Spells like teen spirit

A 16-year-old from Newcastle has set her heart on being the first female to win Young Magician of the Year. Jonathan Owen meets her
Jonathan Anderson: If fashion is a cycle, this young man knows just how to ride it

If fashion is a cycle, this young man knows just how to ride it

British designer Jonathan Anderson is putting his stamp on venerable house Loewe
Number plates scheme could provide a licence to offend in the land of the free

Licence to offend in the land of the free

Cash-strapped states have hit on a way of making money out of drivers that may be in collision with the First Amendment, says Rupert Cornwell
From farm to fork: Meet the Cornish fishermen, vegetable-growers and butchers causing a stir in London's top restaurants

From farm to fork in Cornwall

One man is bringing together Cornwall's most accomplished growers, fishermen and butchers with London's best chefs to put the finest, freshest produce on the plates of some of the country’s best restaurants
Robert Parker interview: The world's top wine critic on tasting 10,000 bottles a year, absurd drinking notes and New World wannabes

Robert Parker interview

The world's top wine critic on tasting 10,000 bottles a year, absurd drinking notes and New World wannabes
Don't believe the stereotype - or should you?

Don't believe the stereotype - or should you?

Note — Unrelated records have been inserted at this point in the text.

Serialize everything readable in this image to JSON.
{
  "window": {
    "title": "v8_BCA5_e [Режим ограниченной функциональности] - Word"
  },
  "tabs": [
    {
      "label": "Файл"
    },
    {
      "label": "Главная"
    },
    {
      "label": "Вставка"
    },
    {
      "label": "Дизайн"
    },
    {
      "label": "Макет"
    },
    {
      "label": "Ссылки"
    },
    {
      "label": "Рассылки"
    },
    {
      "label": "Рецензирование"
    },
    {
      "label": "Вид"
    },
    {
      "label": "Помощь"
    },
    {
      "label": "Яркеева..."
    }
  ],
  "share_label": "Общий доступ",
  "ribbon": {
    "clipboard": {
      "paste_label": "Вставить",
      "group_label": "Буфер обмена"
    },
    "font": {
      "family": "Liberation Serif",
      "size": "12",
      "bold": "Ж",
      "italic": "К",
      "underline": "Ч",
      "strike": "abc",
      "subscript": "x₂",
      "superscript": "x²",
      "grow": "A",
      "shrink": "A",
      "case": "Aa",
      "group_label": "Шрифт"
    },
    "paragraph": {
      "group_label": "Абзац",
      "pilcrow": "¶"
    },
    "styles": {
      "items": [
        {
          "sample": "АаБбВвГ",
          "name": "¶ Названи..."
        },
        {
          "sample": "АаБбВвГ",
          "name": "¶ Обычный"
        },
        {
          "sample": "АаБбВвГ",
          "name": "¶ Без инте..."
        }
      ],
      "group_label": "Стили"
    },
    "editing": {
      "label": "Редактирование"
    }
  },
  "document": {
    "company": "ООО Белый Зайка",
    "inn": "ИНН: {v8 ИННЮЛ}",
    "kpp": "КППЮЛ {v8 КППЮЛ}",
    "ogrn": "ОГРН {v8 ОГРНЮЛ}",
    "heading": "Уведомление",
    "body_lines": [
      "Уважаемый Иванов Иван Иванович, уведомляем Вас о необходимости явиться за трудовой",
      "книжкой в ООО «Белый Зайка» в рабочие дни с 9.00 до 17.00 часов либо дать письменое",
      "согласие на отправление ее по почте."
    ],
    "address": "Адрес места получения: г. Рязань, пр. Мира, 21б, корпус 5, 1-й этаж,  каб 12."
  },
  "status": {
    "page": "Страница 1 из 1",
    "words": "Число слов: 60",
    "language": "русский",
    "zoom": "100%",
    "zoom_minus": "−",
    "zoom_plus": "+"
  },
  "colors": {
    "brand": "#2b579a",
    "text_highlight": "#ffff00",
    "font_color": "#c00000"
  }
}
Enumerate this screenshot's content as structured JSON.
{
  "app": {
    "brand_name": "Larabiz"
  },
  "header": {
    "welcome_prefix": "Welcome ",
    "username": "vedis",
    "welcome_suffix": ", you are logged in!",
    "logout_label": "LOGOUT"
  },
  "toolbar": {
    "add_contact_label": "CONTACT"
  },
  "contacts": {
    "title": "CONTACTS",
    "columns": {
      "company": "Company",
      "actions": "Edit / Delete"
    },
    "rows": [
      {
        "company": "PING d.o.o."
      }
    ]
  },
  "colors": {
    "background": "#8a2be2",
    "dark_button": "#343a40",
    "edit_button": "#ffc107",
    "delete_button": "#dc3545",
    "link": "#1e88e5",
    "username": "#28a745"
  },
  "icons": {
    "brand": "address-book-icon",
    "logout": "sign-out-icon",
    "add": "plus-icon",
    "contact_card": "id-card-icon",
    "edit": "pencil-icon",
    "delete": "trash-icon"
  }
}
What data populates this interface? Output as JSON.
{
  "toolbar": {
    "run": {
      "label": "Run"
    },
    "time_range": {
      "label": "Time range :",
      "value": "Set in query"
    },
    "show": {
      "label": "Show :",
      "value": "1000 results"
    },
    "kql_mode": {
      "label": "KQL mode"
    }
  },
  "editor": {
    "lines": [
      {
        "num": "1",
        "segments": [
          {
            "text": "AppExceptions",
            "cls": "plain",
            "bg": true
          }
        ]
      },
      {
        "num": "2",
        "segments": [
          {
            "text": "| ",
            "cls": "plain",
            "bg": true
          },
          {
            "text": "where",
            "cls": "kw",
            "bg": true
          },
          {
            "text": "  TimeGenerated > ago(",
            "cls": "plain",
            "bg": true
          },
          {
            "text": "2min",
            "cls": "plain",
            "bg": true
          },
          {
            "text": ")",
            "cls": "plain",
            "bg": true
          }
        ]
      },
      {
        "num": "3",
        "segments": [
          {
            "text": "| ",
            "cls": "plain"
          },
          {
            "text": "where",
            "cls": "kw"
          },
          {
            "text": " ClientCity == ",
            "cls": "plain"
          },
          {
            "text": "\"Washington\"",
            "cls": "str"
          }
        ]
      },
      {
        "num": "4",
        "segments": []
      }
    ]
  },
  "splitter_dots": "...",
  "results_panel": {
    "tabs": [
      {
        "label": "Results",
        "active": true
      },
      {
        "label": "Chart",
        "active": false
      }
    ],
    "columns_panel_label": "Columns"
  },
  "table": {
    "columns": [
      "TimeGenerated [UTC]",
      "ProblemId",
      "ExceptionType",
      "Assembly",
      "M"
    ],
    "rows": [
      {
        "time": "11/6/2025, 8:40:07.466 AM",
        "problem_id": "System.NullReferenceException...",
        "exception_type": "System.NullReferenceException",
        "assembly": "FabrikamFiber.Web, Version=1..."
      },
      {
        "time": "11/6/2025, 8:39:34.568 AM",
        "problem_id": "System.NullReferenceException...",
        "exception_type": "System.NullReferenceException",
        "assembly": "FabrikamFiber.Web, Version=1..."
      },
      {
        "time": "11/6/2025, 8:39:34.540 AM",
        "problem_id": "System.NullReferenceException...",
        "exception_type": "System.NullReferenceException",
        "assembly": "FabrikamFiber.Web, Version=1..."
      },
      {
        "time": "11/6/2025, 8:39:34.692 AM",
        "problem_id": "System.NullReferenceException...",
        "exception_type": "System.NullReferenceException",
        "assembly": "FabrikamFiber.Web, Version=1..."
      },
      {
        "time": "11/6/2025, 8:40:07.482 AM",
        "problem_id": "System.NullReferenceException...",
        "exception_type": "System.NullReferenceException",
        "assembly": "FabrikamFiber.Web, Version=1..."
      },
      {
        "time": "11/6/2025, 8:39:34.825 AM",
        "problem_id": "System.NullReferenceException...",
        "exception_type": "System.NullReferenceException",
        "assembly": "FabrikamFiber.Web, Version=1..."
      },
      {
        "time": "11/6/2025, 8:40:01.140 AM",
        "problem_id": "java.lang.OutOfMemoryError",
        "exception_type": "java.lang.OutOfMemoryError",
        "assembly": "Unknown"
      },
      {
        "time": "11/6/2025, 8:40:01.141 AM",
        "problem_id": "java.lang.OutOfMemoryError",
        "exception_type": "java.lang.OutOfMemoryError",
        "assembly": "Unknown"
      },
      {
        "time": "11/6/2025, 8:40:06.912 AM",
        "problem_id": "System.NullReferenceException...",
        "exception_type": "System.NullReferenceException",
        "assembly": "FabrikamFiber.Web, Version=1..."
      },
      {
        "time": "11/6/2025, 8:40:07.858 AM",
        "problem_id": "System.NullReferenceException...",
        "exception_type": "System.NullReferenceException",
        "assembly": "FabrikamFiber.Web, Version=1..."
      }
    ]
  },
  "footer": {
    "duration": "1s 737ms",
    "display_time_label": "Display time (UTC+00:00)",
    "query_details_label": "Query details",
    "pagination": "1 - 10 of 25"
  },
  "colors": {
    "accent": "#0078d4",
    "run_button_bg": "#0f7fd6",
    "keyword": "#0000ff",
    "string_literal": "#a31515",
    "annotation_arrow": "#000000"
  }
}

We exaggerate regional traits and turn them into jokes - and those on the receiving end are in on it too, says DJ Taylor